Show all lines from the material that carry the word "value".
*** Begin section ***
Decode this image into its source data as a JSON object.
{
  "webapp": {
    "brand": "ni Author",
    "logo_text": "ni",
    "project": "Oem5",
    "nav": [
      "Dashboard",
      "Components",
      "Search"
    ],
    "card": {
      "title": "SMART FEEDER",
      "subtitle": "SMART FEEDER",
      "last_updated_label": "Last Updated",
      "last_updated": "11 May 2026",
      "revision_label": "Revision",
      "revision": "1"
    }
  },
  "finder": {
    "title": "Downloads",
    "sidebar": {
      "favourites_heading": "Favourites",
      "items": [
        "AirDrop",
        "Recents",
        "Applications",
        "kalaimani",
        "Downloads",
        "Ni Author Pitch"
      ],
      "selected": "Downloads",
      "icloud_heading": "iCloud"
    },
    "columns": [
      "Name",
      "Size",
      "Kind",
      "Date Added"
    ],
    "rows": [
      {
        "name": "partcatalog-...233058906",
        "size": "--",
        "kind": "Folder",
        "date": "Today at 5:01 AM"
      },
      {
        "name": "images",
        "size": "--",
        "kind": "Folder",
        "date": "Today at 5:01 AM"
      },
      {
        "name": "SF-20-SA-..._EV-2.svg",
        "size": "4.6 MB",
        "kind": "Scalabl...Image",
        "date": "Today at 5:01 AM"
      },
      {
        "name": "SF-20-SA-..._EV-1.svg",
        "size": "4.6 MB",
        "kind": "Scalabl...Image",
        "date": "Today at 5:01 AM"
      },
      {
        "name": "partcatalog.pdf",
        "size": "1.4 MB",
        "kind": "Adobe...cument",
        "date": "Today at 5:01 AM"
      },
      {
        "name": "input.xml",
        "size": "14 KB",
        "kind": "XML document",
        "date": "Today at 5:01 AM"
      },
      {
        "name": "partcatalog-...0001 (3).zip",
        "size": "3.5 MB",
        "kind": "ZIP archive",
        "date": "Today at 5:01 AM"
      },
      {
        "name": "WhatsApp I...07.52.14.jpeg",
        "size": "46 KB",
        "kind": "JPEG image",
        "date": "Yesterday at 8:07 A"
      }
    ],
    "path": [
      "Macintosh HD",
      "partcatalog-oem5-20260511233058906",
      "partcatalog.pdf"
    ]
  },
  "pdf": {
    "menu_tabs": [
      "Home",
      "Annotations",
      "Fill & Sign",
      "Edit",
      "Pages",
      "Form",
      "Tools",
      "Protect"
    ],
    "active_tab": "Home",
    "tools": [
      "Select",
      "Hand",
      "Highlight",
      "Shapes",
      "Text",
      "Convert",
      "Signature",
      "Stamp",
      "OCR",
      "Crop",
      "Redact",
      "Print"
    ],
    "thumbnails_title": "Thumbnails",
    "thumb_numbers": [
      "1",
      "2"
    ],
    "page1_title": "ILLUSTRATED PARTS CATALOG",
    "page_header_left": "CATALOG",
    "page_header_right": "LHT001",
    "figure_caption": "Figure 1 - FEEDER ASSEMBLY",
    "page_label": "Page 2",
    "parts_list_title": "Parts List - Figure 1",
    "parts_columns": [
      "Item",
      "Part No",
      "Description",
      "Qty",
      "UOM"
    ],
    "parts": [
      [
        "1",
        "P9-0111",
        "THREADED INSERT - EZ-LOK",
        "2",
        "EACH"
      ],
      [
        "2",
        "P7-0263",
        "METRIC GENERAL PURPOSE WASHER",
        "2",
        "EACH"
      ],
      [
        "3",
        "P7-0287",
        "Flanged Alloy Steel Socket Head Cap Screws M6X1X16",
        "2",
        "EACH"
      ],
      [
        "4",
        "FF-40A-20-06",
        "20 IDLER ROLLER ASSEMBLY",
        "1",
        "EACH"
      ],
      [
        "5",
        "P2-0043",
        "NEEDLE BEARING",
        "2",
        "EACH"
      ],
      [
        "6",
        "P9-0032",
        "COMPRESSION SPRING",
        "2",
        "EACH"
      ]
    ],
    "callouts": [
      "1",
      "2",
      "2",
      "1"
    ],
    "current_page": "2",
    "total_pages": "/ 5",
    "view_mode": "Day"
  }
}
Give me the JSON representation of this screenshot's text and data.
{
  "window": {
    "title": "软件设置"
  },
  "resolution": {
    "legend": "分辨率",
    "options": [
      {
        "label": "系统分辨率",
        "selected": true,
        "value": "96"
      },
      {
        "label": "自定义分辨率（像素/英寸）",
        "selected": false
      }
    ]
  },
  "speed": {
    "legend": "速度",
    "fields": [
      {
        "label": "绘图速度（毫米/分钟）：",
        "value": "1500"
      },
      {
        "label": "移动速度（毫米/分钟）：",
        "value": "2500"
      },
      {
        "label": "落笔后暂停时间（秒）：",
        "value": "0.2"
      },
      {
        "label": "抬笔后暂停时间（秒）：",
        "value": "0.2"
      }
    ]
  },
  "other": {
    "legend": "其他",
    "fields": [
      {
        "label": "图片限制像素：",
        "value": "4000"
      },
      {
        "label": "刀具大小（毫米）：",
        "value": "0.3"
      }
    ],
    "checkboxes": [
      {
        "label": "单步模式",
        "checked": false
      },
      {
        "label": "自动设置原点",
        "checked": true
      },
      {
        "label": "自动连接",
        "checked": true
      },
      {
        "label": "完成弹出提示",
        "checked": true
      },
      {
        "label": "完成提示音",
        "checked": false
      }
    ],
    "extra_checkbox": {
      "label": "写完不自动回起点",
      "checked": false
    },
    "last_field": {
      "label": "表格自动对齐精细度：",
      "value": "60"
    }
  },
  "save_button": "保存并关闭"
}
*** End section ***
SOLUTION TO THIS PROBLEM ->
        "value": "96"
        "value": "1500"
        "value": "2500"
        "value": "0.2"
        "value": "0.2"
        "value": "4000"
        "value": "0.3"
      "value": "60"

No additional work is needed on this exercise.